This week, recreation groups came out in support of a new measure in Congress calling on the national parks to study the impacts of expanding the use of paddling on some backcountry stretches of rivers.
Regulations dating back to the 1950s prohibit paddling — such as canoeing, kayaking or packrafting — on most of the rivers and streams in Grand Teton and Yellowstone national parks to curb overfishing.
However, opponents to expanding paddling note that the legislation says the National Park Service shall allow for some expansion. They say that usurps the authority of the park service, and opens the door to Congress dictating resource management in the parks without using the proper channels of environmental study and public participation.
“We still have serious concerns about this bill,” said Sharon Mader, Grand Teton program manager with the National Parks Conservation Association. “This is still basically an effort on the part of Congress to override National Park Service authority and congressionally dictate a specific use in a national park.”
H.R. 974 is a bill “To direct the Secretary of the Interior to promulgate regulations to allow the use of hand-propelled vessels on certain rivers and streams that flow in and through certain Federal lands in Yellowstone National Park, Grand Teton National Park, the John D. Rockefeller, Jr. Memorial Parkway, and for other purposes.” — H.R. 974
U.S. Rep. Cynthia Lummis (R-Wyoming) on Friday introduced H.R. 974, a bill that would allow paddling on rivers in Yellowstone and Grand Teton national parks. She introduced a similar bill last year that drew support from the American Packrafting Association, and drew criticism from groups such as the National Park Conservation Association and Greater Yellowstone Coalition.
A statement from Lummis’ office said she worked with the Wyoming paddling community and other stakeholders, including the National Park Service, to create the revised legislation.
The bill calls for the National Park Service to create a paddling rule after three years, giving time for studying the impacts of opening waterways in the parks to paddling. The park service would have final say on which rivers might be opened for paddling.
Much of the criticism of the original bill focused on it taking away the park service’s authority to manage resources. H.R. 974 reinforces the authority of the park service to manage waterways within its jurisdiction, say proponents of the bill.

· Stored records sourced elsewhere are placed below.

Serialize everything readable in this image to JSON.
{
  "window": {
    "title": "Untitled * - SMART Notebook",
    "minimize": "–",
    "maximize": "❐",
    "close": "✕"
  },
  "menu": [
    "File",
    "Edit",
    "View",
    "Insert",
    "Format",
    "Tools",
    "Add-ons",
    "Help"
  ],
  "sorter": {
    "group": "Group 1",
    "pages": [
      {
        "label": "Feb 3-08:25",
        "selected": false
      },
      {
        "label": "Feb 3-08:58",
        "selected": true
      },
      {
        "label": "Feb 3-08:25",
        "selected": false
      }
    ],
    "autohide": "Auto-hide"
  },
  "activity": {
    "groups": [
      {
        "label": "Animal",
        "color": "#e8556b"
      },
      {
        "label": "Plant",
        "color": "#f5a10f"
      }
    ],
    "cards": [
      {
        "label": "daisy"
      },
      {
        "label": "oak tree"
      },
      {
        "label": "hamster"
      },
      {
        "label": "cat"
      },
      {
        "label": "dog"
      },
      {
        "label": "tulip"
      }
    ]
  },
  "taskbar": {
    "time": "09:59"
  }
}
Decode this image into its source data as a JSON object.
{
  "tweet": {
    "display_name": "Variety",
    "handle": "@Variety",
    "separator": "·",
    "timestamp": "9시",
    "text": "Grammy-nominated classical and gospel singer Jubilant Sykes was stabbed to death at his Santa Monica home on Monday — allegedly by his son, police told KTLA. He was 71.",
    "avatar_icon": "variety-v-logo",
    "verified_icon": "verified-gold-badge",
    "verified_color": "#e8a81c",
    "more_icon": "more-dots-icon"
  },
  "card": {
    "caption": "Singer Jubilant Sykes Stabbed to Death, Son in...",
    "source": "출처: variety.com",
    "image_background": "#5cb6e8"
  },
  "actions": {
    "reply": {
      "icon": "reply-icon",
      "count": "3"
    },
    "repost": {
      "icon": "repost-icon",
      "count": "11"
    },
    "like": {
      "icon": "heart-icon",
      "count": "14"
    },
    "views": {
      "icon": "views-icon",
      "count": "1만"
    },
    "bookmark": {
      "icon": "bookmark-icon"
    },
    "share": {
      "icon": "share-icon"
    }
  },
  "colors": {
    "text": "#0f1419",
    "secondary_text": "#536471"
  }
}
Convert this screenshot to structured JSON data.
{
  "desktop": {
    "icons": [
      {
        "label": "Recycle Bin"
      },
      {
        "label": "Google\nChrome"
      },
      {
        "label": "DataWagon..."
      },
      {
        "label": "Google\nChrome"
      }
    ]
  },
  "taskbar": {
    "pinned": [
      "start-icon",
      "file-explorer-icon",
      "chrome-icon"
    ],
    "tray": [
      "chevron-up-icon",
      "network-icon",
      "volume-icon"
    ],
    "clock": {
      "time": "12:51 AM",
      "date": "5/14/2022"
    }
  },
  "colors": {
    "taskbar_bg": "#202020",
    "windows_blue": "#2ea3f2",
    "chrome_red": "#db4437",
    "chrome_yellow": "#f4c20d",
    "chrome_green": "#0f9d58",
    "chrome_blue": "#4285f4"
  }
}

The National Park Service drafted a version of the bill for Lummis, said Dan Wenk, superintendent of Yellowstone National Park. The National Park Service doesn’t take positions on legislation, even if it’s a bill they helped create, until it’s been introduced and through a hearing, Wenk said.

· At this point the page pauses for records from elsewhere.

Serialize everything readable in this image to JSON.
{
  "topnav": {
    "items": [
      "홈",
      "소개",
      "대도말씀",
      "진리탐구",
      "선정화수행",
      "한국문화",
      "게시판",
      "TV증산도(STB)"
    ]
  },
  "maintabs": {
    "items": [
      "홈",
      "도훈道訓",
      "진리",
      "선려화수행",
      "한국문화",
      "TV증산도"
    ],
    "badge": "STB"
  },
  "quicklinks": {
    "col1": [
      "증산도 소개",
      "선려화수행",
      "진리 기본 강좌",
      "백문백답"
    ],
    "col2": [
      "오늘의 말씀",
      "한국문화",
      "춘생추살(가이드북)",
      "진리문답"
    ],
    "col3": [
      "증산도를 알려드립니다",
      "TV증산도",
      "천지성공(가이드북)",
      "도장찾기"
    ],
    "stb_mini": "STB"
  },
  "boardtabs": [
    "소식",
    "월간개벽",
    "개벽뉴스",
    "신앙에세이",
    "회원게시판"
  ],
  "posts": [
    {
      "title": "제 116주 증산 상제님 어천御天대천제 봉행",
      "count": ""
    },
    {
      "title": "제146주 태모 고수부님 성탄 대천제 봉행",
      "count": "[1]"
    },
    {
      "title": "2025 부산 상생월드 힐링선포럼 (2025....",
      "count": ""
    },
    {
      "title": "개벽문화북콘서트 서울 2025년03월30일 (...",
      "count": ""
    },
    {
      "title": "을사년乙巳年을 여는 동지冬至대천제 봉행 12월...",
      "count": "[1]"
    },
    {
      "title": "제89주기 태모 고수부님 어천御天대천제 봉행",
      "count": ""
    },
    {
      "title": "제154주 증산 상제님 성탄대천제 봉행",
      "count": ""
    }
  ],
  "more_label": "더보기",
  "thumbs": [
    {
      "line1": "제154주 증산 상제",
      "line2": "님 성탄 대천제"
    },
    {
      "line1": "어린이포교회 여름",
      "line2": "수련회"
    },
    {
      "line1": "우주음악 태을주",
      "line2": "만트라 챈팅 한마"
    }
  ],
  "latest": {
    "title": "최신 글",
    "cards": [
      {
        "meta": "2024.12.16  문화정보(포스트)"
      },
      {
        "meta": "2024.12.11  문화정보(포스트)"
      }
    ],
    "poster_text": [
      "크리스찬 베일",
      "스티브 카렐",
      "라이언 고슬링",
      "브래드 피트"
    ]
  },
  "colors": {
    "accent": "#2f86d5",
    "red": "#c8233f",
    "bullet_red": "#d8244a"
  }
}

“We have no position on it at this time,” he said.
Wenk said Lummis’ bill is not an exact replica of the legislation the park service drafted, but it was clear she took into consideration some of the park service’s positions. He couldn’t say what specifically was different.
The paddling community will advocate “leave no trace” travel on waterways and isn’t looking for construction of infrastructure, the American Packrafting Association said in a release. For generations, paddling has been a way to connect people to wild places, the group said.
The American Whitewater Association said in a release the bill is designed to help the park service do its job and that a study on the impacts of paddling is long overdue.
Supporters of the bill, such as the American Packrafting Association, said they are not asking for access to every waterway in the parks. They hope the park service considers allowing paddling on about 480 miles, or about 5 percent, of Yellowstone and Grand Teton’s rivers.
Conservation groups are not convinced.
While supporters say the legislation only calls for the park to study paddling, Mader said it reads that the park must allow it. She appreciates that the bill prohibits commercial access, but it’s still not the compromise supporters tout.
The park serviced prohibited paddling in certain areas for good reasons — to protect sensitive and remote habitat, Mader said. If the park feels it needs to protect its resources, it should have that authority.
There are paddling opportunities in both parks, Mader said. They just aren’t the backcountry waters that supporters of the bill want. She said it’s a small interest group pushing for paddling remote national park waters, adding that environmental impact studies will be costly, especially for an already budget-strapped agency.
“Where will this money come from?” Mader asked. “What program loses out?”
The Greater Yellowstone Coalition’s worries are the same as last year, said Bob Zimmer, water program coordinator for the group.
He also sees the bill as a mandate that takes away decision-making authority from the parks. It’s an issue that shouldn’t be dealt with legislatively, he said.
While other national parks allow paddling, Yellowstone is special and manages backcountry use differently. “Our task is conserving the values and uniqueness of the park,” Zimmer said.
The Greater Yellowstone Coalition opposed the 2014 legislation saying it stripped away the discretion of the National Park Service and set a precedent to allow legislation to dictate land management without the proper public process and environmental assessment.
See the River Inventory for Study related to H.R. 974: